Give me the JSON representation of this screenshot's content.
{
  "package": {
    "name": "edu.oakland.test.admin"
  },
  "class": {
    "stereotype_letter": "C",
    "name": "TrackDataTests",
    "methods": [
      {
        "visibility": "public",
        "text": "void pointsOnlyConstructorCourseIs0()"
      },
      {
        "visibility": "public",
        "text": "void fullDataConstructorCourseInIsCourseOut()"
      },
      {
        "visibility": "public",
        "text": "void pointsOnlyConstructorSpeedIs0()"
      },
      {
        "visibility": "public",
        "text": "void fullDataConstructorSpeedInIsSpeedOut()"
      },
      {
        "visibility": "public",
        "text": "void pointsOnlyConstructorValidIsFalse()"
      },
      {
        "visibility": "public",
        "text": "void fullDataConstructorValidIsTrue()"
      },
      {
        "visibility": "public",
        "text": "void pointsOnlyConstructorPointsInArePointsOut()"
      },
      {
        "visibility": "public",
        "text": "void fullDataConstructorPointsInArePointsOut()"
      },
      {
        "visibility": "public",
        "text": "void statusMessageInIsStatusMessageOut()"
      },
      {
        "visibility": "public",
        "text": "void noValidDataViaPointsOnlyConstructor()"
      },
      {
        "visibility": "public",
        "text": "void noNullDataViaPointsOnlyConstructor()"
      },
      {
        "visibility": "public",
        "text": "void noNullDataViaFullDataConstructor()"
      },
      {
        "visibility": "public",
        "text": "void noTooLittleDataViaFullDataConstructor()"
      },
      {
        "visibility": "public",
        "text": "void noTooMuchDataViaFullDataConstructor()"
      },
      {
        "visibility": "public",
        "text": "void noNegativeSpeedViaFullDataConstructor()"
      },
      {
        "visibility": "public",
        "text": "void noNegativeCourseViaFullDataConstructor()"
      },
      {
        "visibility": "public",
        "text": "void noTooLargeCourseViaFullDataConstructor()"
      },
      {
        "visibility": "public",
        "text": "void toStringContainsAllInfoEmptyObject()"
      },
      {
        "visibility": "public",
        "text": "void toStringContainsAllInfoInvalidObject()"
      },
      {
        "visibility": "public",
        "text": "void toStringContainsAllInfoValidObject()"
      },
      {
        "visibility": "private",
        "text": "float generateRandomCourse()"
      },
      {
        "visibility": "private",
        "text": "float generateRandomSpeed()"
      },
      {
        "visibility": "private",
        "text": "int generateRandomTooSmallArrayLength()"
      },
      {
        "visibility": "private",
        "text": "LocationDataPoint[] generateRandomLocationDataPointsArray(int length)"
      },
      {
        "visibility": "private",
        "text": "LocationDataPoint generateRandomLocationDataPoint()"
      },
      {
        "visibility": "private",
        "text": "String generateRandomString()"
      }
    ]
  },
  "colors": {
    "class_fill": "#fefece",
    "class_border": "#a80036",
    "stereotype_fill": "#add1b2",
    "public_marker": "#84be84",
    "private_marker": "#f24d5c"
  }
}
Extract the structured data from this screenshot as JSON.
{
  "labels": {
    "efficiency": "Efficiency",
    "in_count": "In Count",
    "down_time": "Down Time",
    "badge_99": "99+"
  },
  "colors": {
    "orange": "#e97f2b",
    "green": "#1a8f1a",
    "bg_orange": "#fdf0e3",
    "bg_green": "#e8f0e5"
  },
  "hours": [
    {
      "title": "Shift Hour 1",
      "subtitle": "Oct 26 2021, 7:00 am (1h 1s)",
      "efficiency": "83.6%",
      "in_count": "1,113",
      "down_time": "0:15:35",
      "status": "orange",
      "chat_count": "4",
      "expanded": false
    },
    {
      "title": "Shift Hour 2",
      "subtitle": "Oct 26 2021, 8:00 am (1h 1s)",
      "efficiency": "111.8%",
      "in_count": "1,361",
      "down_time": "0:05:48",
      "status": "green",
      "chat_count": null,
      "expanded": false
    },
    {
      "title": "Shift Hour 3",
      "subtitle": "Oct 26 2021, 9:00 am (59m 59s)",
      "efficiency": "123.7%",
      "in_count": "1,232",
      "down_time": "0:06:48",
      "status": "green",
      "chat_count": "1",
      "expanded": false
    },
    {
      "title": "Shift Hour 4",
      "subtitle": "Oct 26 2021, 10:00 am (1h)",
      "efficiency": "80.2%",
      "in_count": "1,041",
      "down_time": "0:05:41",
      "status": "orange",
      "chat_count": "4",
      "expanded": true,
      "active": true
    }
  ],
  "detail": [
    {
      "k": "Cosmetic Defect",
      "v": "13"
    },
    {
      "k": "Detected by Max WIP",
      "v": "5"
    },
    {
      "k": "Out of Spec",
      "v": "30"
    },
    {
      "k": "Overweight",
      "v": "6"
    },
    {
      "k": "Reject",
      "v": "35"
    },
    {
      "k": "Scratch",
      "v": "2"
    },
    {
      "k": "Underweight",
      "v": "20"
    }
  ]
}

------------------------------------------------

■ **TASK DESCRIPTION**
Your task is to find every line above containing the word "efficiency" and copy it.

■ **TASK OUTPUT**
    "efficiency": "Efficiency",
      "efficiency": "83.6%",
      "efficiency": "111.8%",
      "efficiency": "123.7%",
      "efficiency": "80.2%",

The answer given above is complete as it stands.